Need a credit card? Now might be a good time to apply
May 11, 2011
One in five banks loosened their overall standards for new credit card applications in the first quarter of 2011, according to a new survey from the Federal Reserve Board.
But customers seemed somewhat indifferent to the opportunity to apply for credit. The Fed survey--a quarterly poll of U.S. banks about their lending activities--showed a 3 percent decrease in the demand for even the best credit cards.
The survey results were a far cry from the same period in 2008, when more than half of the banks were raising credit score requirements and refusing to lend to anyone who didn't meet all the lending requirements on their credit card application.
Although cardholders weren't lining up apply for credit cards, bank loan officers told the Fed that there was a 16 percent increase in the number of people seeking higher lines of credit.
Other findings from the survey
The 20.5 percent of banks who said they had eased their standards for approving credit card applications was twice the rate from the last three months of 2010, and signaled the most significant lessening since 1996. Some other findings included:
- The percentage banks that raised interest rates on new or existing cardholders equaled the percentage that lowered interest rates.
- Of the 55 domestic banks and 22 foreign banks with U.S. branches included in the survey, about 6 percent lowered their required credit score, and none of the banks raised the required credit score.
- About 10 percent of the banks said the overall credit quality of the credit card applicants they reviewed were improving.
- Despite the overall 3 percent decline in demand, surveyed banks were not in complete agreement on how eager people are to increase their credit limit or get new credit cards.
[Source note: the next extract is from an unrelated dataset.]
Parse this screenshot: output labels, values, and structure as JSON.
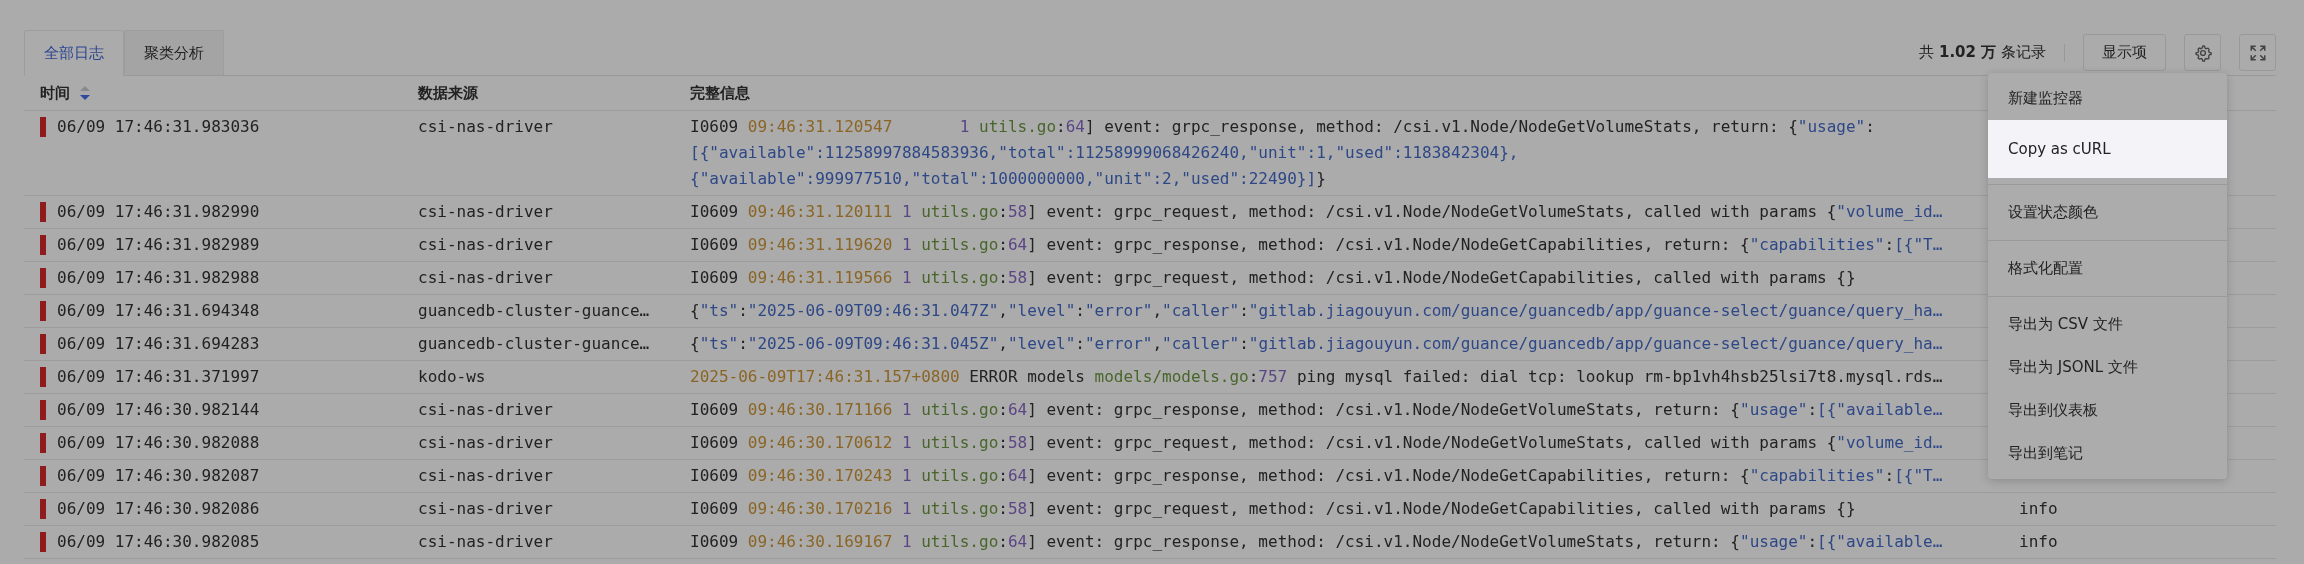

Nearly 25 percent of the banks said demand had grown, but 8 percent said demand had decreased.
It wasn't all credit cards
The survey also queried banks about other types of loans and found that demand for residential mortgages continued to decrease, although interest in industrial loans and commercial mortgages increased.
Banks are also easing their requirements for auto loans, and the percentage of banks that said they were willing to make more consumer installment loans for such things as vehicles rose to its highest level since 1994.
The banks that said they were easing their requirements for credit card application approvals were limited to large banks, the Fed said.
When it came to mortgages, banks continued to tighten their standards on nontraditional mortgages, primarily at smaller banks. The demand for both mortgages and home equity lines of credit continued to decrease.
While banks continue to report solid profits, the Wall Street Journal said the tepid demand for credit cards is limiting banks' revenue increases. As a result, bank stocks have not been doing well in the past year, with one index showing bank stocks falling nearly 8 percent while the overall stock market has surged more than 16 percent.
Although banks are paying rock-bottom interest rates for savings deposits, that doesn't do the banks much good if they aren't able to loan out the money and increase revenue through interest rates, penalties on late payments and annual fees.